INJURY PREVENTION TIPS FOR RUNNERS
February 10, 2018
FO Every runner wants to win the injury prevention race, whether it is the runner just starting out, the casual runner or the competitive runner. It seems that with all the advancements in training methods, shoe wear, research and even medicine we think we have found the answer. One thing has become clear to us, through all of the different efforts, there is no magic trick to preventing running injuries. We have evolved and decided to accept that injury prevention has to be comprehensive and takes work. Combining classic ideas with innovative approaches based on biomechanics, we feel best prepared to help runners maximize performance and minimize injury risk. Here are our injury prevention tips for runners:
Avoid the “Terrible Toos”. That is don’t do “too much, too soon, too fast”. Strive to be a well-rounded athlete. Incorporate a dynamic warm-up, single-leg balance activities, and various cross-training variables that allow you to vary patterns and experience multiple muscle chains and planes of movement for your neuromuscular system. Test your neuromuscular mobility by seeing if you can fully squat. With your feet shoulder-width apart, squat down until your knees are maximally bent so your hips rest below your knees. Rest your hands on top of your knees and attempt to keep your body weight through your heels. Your back should be relaxed and rounded. If you cannot squat you have too much neuromuscular tone throughout your body which can lead to injury. Maintaining the ability to fully squat keeps adequate mobility through your spine, hips, and ankles.
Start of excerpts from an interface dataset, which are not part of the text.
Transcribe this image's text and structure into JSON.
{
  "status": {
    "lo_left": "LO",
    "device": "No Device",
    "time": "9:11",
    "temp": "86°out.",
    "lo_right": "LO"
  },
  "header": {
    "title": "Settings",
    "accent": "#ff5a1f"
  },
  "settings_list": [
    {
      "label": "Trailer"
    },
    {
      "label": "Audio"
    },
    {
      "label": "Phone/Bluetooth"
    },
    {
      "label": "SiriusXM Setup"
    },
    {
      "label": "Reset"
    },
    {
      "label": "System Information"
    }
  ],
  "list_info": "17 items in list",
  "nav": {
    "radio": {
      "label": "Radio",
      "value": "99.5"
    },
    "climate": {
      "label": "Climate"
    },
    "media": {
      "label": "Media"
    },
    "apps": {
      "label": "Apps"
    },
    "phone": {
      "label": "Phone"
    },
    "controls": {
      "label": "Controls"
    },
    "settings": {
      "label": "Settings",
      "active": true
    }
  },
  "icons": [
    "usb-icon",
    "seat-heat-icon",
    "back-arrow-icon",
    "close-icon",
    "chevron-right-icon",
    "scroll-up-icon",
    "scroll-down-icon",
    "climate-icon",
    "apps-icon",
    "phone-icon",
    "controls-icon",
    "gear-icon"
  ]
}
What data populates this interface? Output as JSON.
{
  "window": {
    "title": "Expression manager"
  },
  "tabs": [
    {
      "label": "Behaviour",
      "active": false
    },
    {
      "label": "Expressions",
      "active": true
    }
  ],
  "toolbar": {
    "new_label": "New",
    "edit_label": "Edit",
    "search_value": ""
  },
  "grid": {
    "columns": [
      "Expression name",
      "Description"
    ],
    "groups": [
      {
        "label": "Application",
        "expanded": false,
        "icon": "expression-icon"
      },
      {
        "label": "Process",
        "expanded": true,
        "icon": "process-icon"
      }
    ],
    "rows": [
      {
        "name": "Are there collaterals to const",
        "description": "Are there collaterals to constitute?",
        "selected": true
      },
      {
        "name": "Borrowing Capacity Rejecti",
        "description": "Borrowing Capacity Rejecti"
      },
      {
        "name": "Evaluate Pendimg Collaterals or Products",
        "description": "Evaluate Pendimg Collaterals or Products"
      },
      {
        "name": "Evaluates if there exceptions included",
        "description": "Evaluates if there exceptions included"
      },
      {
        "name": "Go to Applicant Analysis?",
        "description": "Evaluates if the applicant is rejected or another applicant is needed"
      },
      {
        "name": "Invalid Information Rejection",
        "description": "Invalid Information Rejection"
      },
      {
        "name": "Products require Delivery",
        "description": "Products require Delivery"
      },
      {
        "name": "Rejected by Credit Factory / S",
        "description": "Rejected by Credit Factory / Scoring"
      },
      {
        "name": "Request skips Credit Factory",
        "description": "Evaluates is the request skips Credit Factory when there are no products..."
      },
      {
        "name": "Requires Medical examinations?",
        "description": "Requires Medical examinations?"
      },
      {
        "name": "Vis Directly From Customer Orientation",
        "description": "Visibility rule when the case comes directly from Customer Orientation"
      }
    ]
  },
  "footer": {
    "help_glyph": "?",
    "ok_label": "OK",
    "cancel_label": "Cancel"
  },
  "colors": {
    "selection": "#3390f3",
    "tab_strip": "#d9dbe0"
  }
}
DON’T GET “DEAD BUTT SYNDROME”
Get connected with your pelvis, meaning you need to have an awareness of what is going on with your hips, how you hold your pelvis and the muscles that are firing around it. It’s important to keep adequate flexibility in your hip flexors to allow full use of your core and to engage your glutes during the running stride. Never sacrifice good mechanics for speed. When you get dead butt syndrome, it’s easy to start pulling through your stride which brings us to our next tip…
Overstriding is reaching forward and landing in front of your torso. This leads to a more forceful heel strike, braking and a loss of momentum. Instead, stride out naturally with your legs behind your center of gravity. Use your glutes and hamstrings to “push and power” through your stride.
LEARN TO ROTATE THROUGH YOUR RIBCAGE NOT YOUR LOWER BACK
Rotation and arm swing during the running stride are driven by reciprocal and alternating pelvic and thoracic rotation. Be sure your elbows drive behind you as your rotate through your torso without overarching your lower back.
BE AWARE OF YOUR POSTURE
Place one hand on your belly button and the other on your breast bone. Keeping your weight equally distributed through your forefoot and heel and without moving our belly button hand, bring your breast bone forward until your weight is balanced over your hips. This slight lean forward will help you keep your abdominals engaged while you run. Don’t allow your pelvis to lead in front of your breast bone because you will tend to overarch your lower back and set up a negative chain reaction of using extension muscles to propel you forward. Standing up straight using your back muscles alone is not good postural practice.
You can also stand more erect by scooping your tailbone forward and using your hip extensors to get your pelvic floor underneath of you. This will help your body push forward and keep you gluteal engaged.
Want to learn about postural restoration? View this service we offer here.
VALUE GOOD FOOTWEAR
Look for shoes with a stable heel counter and good arch support. The minimalist shoe trend does not provide compelling evidence that minimal shoes will reduce injury. We have seen some runners have positive transformative experiences, while others get hurt and disappointed. Understand that the foot is the end of a big kinetic whip (the leg) and that foot strike is the end result of many other things happening farther up the kinetic chain. You want a shoe that fits your unique shape, posture, and biomechanics.
FOR OUR LAST INJURY PREVENTION TIPS FOR RUNNERS… LISTEN TO YOUR BODY
Injury prevention is multifaceted. A history of injury, an anatomic issue, plus a training error and/or the wrong shoes can all contribute to injury. Research has shown that strengthening alone without retraining movement patterns does not alter mechanics. Conscious, mindful running with a focus on gait mechanics, body sensing, postural control and movement patterns is a valuable tool and takes commitment and practice. Pain is there for a reason; do not ignore it. Team up with a running coach and/or a sports physical therapist that specializes in biomechanics and movement analysis to evaluate your body and help you improve your form and muscle balance.